The notion that all refugees can easily integrate into Western societies and live happily ever after is an illusion. And refugees are not interchangeable; some are better equipped to integrate, and others need ongoing assistance. Economic achievements, for instance, vary by nationality. For three groups of refugees—Iraqis, Somalis, and Cubans — longer U.S. residence does not equate with higher income, according to data from the Migration Policy Institute.

It is important that resettled refugees be provided with every tool possible for successful integration. The Trump administration can intervene to ensure that every refugee admitted receives the appropriate, personalized help necessary to build a successful life in the United States, even if that means admitting fewer refugees and focusing on better and longer-term care for each one.

While some Trump critics are shocked by the order to temporary halt to the resettlement program — the arrival of thousands into the United States could be postponed — they do not seem equally outraged by the terrible conditions millions of refugees face in their own regions. Refugees don't want handouts; they want jobs, as attested by refugee scholars, activists, U.N. officials such as UNHCR chief Filippo Grandi, and refugees themselves. Above all, most refugees state clearly that they want to return home as soon as possible. A new refugee strategy is in order for today's refugees, who are "overwhelmingly fleeing mass disorder rather than state persecution," according to Oxford economist Paul Collier, who recommends that refugees live in a "haven that is proximate, so that it is easy to reach and from which it is easy to return once a conflict ends."

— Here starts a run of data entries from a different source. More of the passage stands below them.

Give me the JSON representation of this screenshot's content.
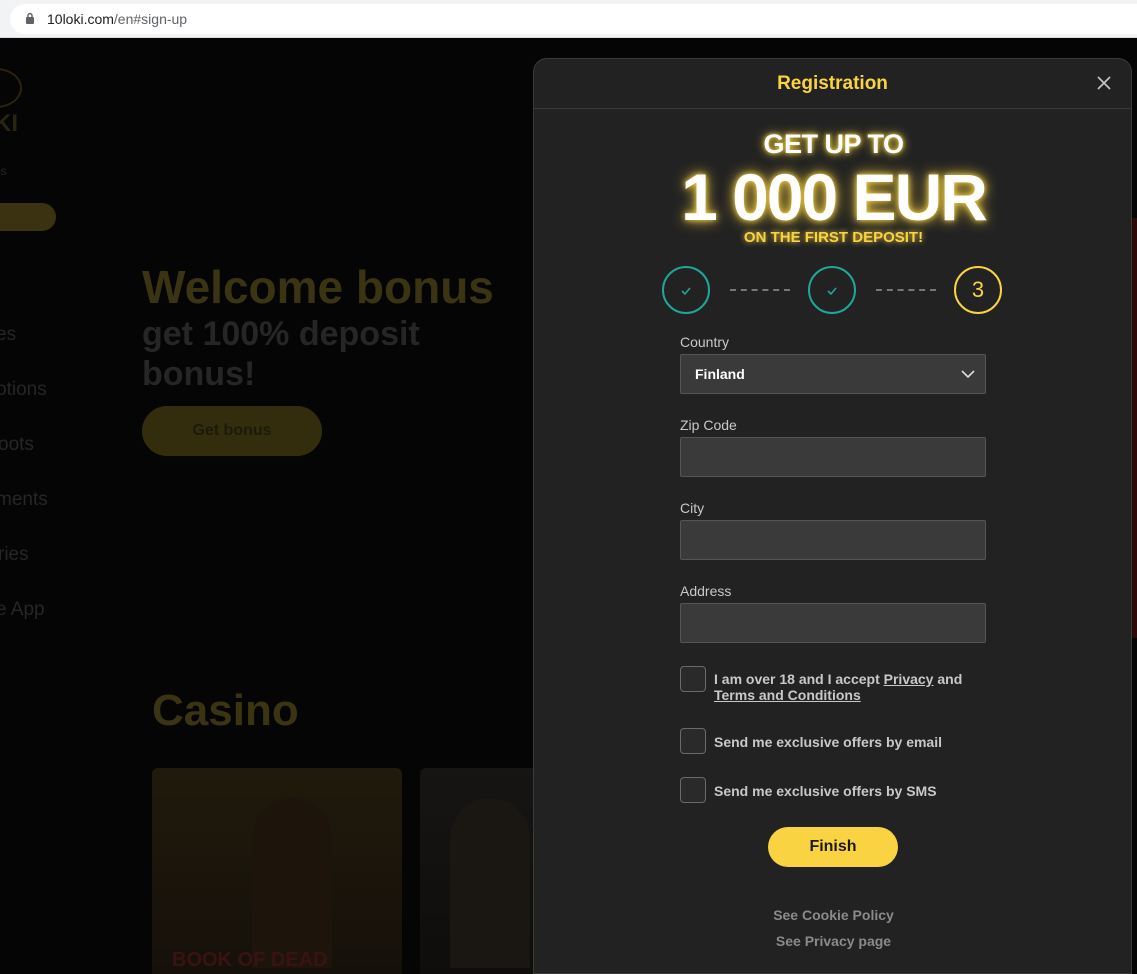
{
  "browser": {
    "url_domain": "10loki.com",
    "url_path": "/en#sign-up"
  },
  "background": {
    "logo_text": "KI",
    "side_items": [
      "ns",
      "es",
      "otions",
      "oots",
      "ments",
      "ries",
      "e App"
    ],
    "hero_title": "Welcome bonus",
    "hero_subtitle": "get 100% deposit bonus!",
    "hero_button": "Get bonus",
    "section_title": "Casino",
    "card1_label": "BOOK OF DEAD"
  },
  "modal": {
    "title": "Registration",
    "promo": {
      "line1": "GET UP TO",
      "amount": "1 000 EUR",
      "line3": "ON THE FIRST DEPOSIT!"
    },
    "steps": {
      "step1_icon": "check-icon",
      "step2_icon": "check-icon",
      "step3_label": "3"
    },
    "country": {
      "label": "Country",
      "value": "Finland"
    },
    "zip": {
      "label": "Zip Code",
      "value": ""
    },
    "city": {
      "label": "City",
      "value": ""
    },
    "address": {
      "label": "Address",
      "value": ""
    },
    "consent": {
      "prefix": "I am over 18 and I accept ",
      "privacy_link": "Privacy",
      "and": " and ",
      "terms_link": "Terms and Conditions"
    },
    "email_offers": "Send me exclusive offers by email",
    "sms_offers": "Send me exclusive offers by SMS",
    "finish_label": "Finish",
    "cookie_link": "See Cookie Policy",
    "privacy_page_link": "See Privacy page"
  },
  "colors": {
    "accent": "#f9d342",
    "teal": "#1fa69a",
    "modal_bg": "#222222"
  }
}
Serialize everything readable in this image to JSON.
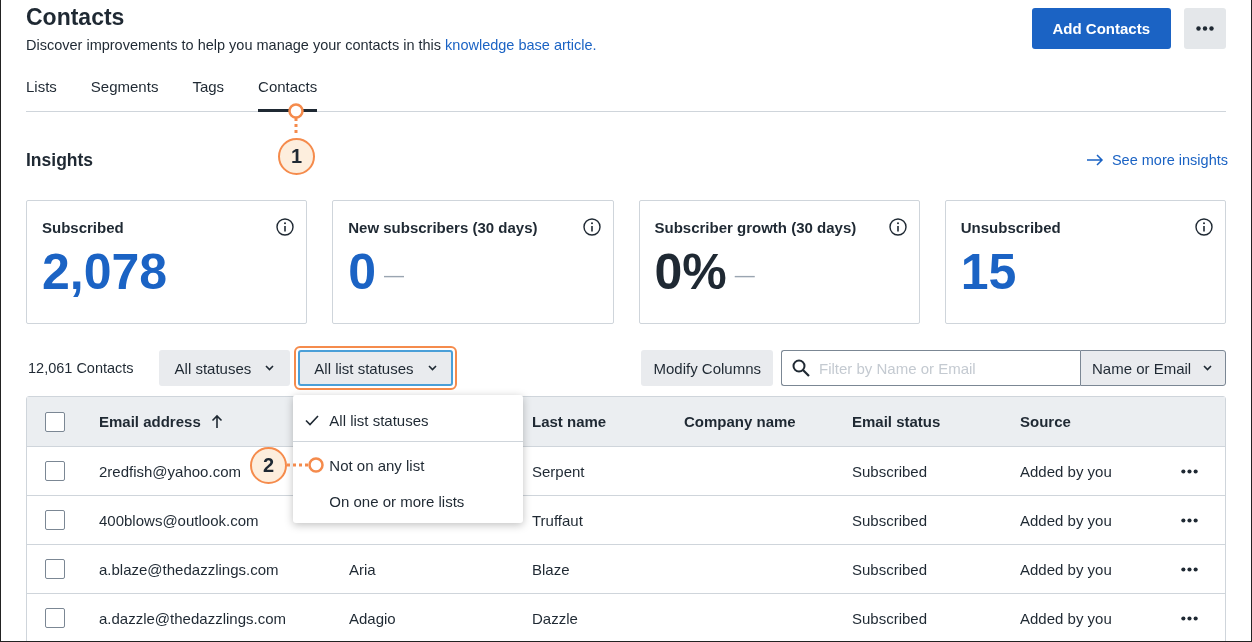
{
  "header": {
    "title": "Contacts",
    "description": "Discover improvements to help you manage your contacts in this ",
    "link": "knowledge base article.",
    "primary_button": "Add Contacts"
  },
  "tabs": [
    {
      "label": "Lists",
      "selected": false
    },
    {
      "label": "Segments",
      "selected": false
    },
    {
      "label": "Tags",
      "selected": false
    },
    {
      "label": "Contacts",
      "selected": true
    }
  ],
  "insights": {
    "title": "Insights",
    "link": "See more insights",
    "cards": [
      {
        "label": "Subscribed",
        "value": "2,078",
        "color": "#1b63c4"
      },
      {
        "label": "New subscribers (30 days)",
        "value": "0",
        "color": "#1b63c4",
        "trend": "—"
      },
      {
        "label": "Subscriber growth (30 days)",
        "value": "0%",
        "color": "#1f2933",
        "trend": "—"
      },
      {
        "label": "Unsubscribed",
        "value": "15",
        "color": "#1b63c4"
      }
    ]
  },
  "toolbar": {
    "count": "12,061 Contacts",
    "filters": [
      {
        "label": "All statuses",
        "open": false
      },
      {
        "label": "All list statuses",
        "open": true
      }
    ],
    "modify_button": "Modify Columns",
    "search": {
      "placeholder": "Filter by Name or Email",
      "scope": "Name or Email"
    }
  },
  "dropdown": {
    "options": [
      {
        "label": "All list statuses",
        "selected": true
      },
      {
        "label": "Not on any list",
        "selected": false
      },
      {
        "label": "On one or more lists",
        "selected": false
      }
    ]
  },
  "table": {
    "select_all_checked": false,
    "sort_ascending": true,
    "columns": {
      "email": "Email address",
      "last_name": "Last name",
      "company": "Company name",
      "email_status": "Email status",
      "source": "Source"
    },
    "rows": [
      {
        "checked": false,
        "email": "2redfish@yahoo.com",
        "last_name": "Serpent",
        "email_status": "Subscribed",
        "source": "Added by you"
      },
      {
        "checked": false,
        "email": "400blows@outlook.com",
        "last_name": "Truffaut",
        "email_status": "Subscribed",
        "source": "Added by you"
      },
      {
        "checked": false,
        "email": "a.blaze@thedazzlings.com",
        "first_name": "Aria",
        "last_name": "Blaze",
        "email_status": "Subscribed",
        "source": "Added by you"
      },
      {
        "checked": false,
        "email": "a.dazzle@thedazzlings.com",
        "first_name": "Adagio",
        "last_name": "Dazzle",
        "email_status": "Subscribed",
        "source": "Added by you"
      }
    ]
  },
  "annotations": [
    {
      "number": "1"
    },
    {
      "number": "2"
    }
  ]
}
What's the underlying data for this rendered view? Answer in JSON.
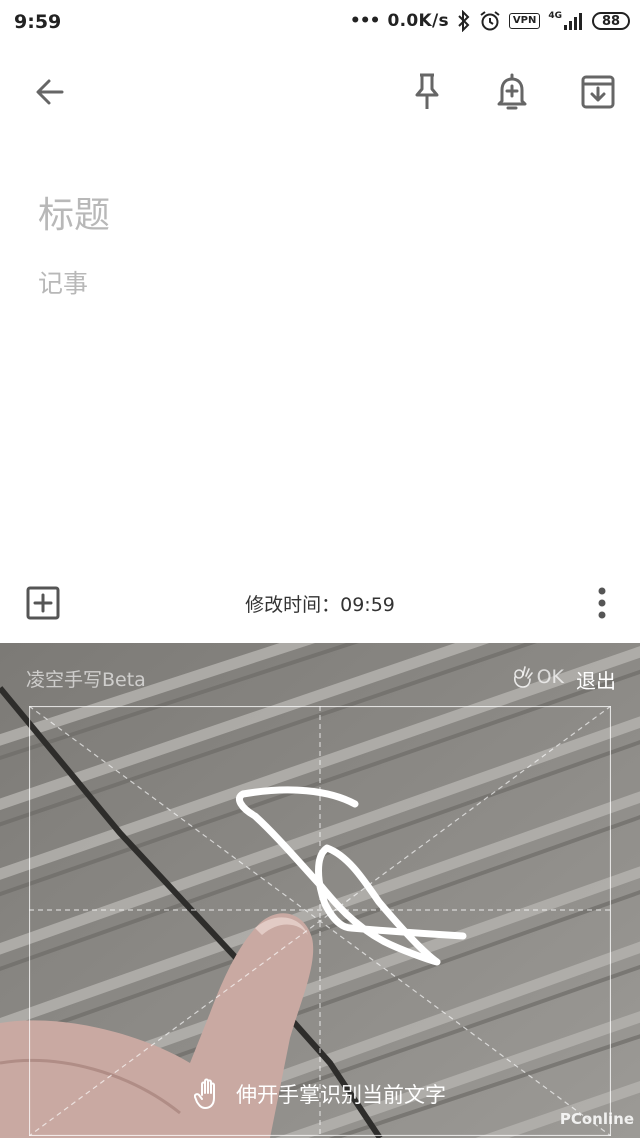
{
  "status_bar": {
    "time": "9:59",
    "dots": "•••",
    "network_speed": "0.0K/s",
    "icons": [
      "bluetooth-icon",
      "alarm-icon"
    ],
    "vpn": "VPN",
    "network_type": "4G",
    "battery": "88"
  },
  "toolbar": {
    "back_icon": "arrow-left-icon",
    "pin_icon": "pin-icon",
    "reminder_icon": "bell-plus-icon",
    "archive_icon": "archive-icon"
  },
  "note": {
    "title_placeholder": "标题",
    "body_placeholder": "记事"
  },
  "bottom_bar": {
    "add_icon": "plus-box-icon",
    "modified_time": "修改时间：09:59",
    "more_icon": "more-vert-icon"
  },
  "handwriting": {
    "mode_label": "凌空手写Beta",
    "ok_label": "OK",
    "exit_label": "退出",
    "hint": "伸开手掌识别当前文字",
    "watermark": "PConline"
  },
  "colors": {
    "icon": "#666666",
    "placeholder": "#b8b8b8",
    "overlay_bg": "#8d8b87",
    "stroke": "#ffffff"
  }
}
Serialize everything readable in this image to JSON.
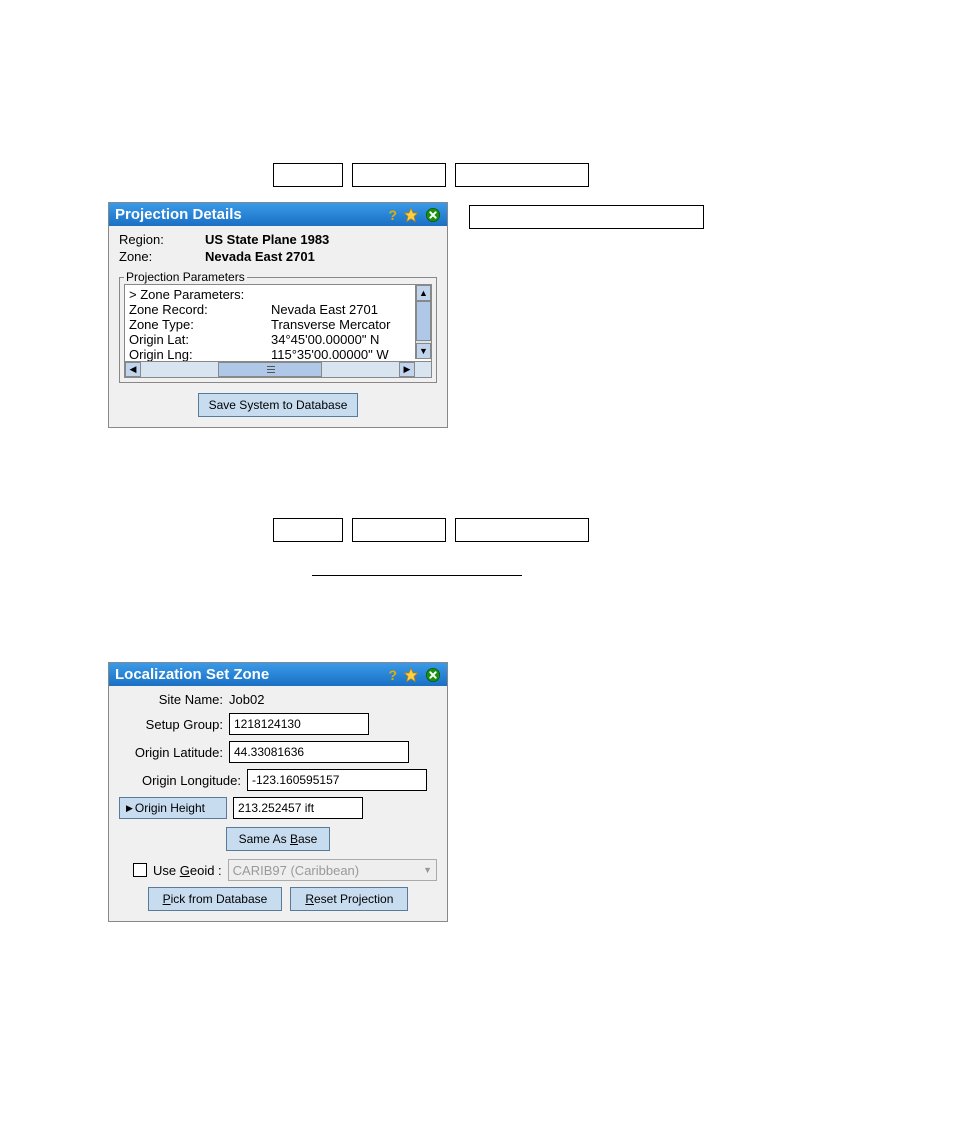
{
  "buttons_top": {
    "b1": "",
    "b2": "",
    "b3": ""
  },
  "proj_details": {
    "title": "Projection Details",
    "region_label": "Region:",
    "region_value": "US State Plane 1983",
    "zone_label": "Zone:",
    "zone_value": "Nevada East 2701",
    "params_legend": "Projection Parameters",
    "params": [
      {
        "label": "> Zone Parameters:",
        "value": ""
      },
      {
        "label": "Zone Record:",
        "value": "Nevada East 2701"
      },
      {
        "label": "Zone Type:",
        "value": "Transverse Mercator"
      },
      {
        "label": "Origin Lat:",
        "value": "34°45'00.00000\" N"
      },
      {
        "label": "Origin Lng:",
        "value": "115°35'00.00000\" W"
      }
    ],
    "save_btn": "Save System to Database"
  },
  "side_btn": "",
  "buttons_mid": {
    "b1": "",
    "b2": "",
    "b3": ""
  },
  "loc_zone": {
    "title": "Localization Set Zone",
    "site_label": "Site Name:",
    "site_value": "Job02",
    "setup_label": "Setup Group:",
    "setup_value": "1218124130",
    "olat_label": "Origin Latitude:",
    "olat_value": "44.33081636",
    "olng_label": "Origin Longitude:",
    "olng_value": "-123.160595157",
    "oheight_btn": "Origin Height",
    "oheight_value": "213.252457 ift",
    "same_btn": "Same As Base",
    "geoid_label": "Use Geoid :",
    "geoid_value": "CARIB97 (Caribbean)",
    "pick_btn": "Pick from Database",
    "reset_btn": "Reset Projection"
  }
}
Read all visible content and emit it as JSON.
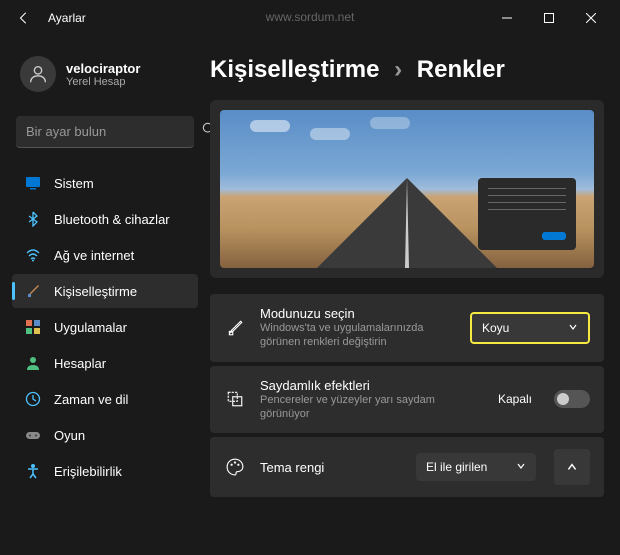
{
  "titlebar": {
    "app_title": "Ayarlar",
    "watermark": "www.sordum.net"
  },
  "user": {
    "name": "velociraptor",
    "type": "Yerel Hesap"
  },
  "search": {
    "placeholder": "Bir ayar bulun"
  },
  "nav": {
    "items": [
      {
        "label": "Sistem"
      },
      {
        "label": "Bluetooth & cihazlar"
      },
      {
        "label": "Ağ ve internet"
      },
      {
        "label": "Kişiselleştirme"
      },
      {
        "label": "Uygulamalar"
      },
      {
        "label": "Hesaplar"
      },
      {
        "label": "Zaman ve dil"
      },
      {
        "label": "Oyun"
      },
      {
        "label": "Erişilebilirlik"
      }
    ]
  },
  "breadcrumb": {
    "parent": "Kişiselleştirme",
    "current": "Renkler"
  },
  "settings": {
    "mode": {
      "title": "Modunuzu seçin",
      "desc": "Windows'ta ve uygulamalarınızda görünen renkleri değiştirin",
      "value": "Koyu"
    },
    "transparency": {
      "title": "Saydamlık efektleri",
      "desc": "Pencereler ve yüzeyler yarı saydam görünüyor",
      "state": "Kapalı"
    },
    "accent": {
      "title": "Tema rengi",
      "value": "El ile girilen"
    }
  }
}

A development-based policy (rather than a resettlement-based one) could give millions autonomy and opportunity and render them better equipped to rebuild their post-war countries. UNHCR is a humanitarian agency rather than an organization with economic competence, and it is not equipped to meet the true needs of refugees. That would explain why 90 percent of refugees "ignore it," according to Collier, and choose not to stay in camps. Refugees' "top priority is not food and shelter," Collier said in a recent interview. "If you're going to be a refugee for some years, your top priority is the ability to earn a living." Economic agencies such as the World Bank, various NGOs, and businesses— which are far better equipped to provide training and job opportunities — should step in.

The United States is the world's biggest donor to the UNHCR. The new administration can encourage development-based initiatives that empower refugees close to their homes and redirect some (if not most) of the U.S. funding for that purpose. Current refugee programs often fail the very people they were meant to protect. A better refugee system would put more emphasis on helping refugees where they are while working to end conflicts and eventually secure the refugees' safe return to their homelands — though this may require years of effort. It could also provide better and longer-term help to those who have no choice but to be resettled here, making sure that they integrate successfully into American culture and that their wounds (mental and physical) are largely healed.

Bottom line: Stop using the refugee-resettlement program as a political tool, a fund-raiser, or a conscience alleviator. Choosing to resettle just a few out of millions of refugees in similar circumstances is not praiseworthy. Helping refugees help themselves, whether here or there, is the right thing to do.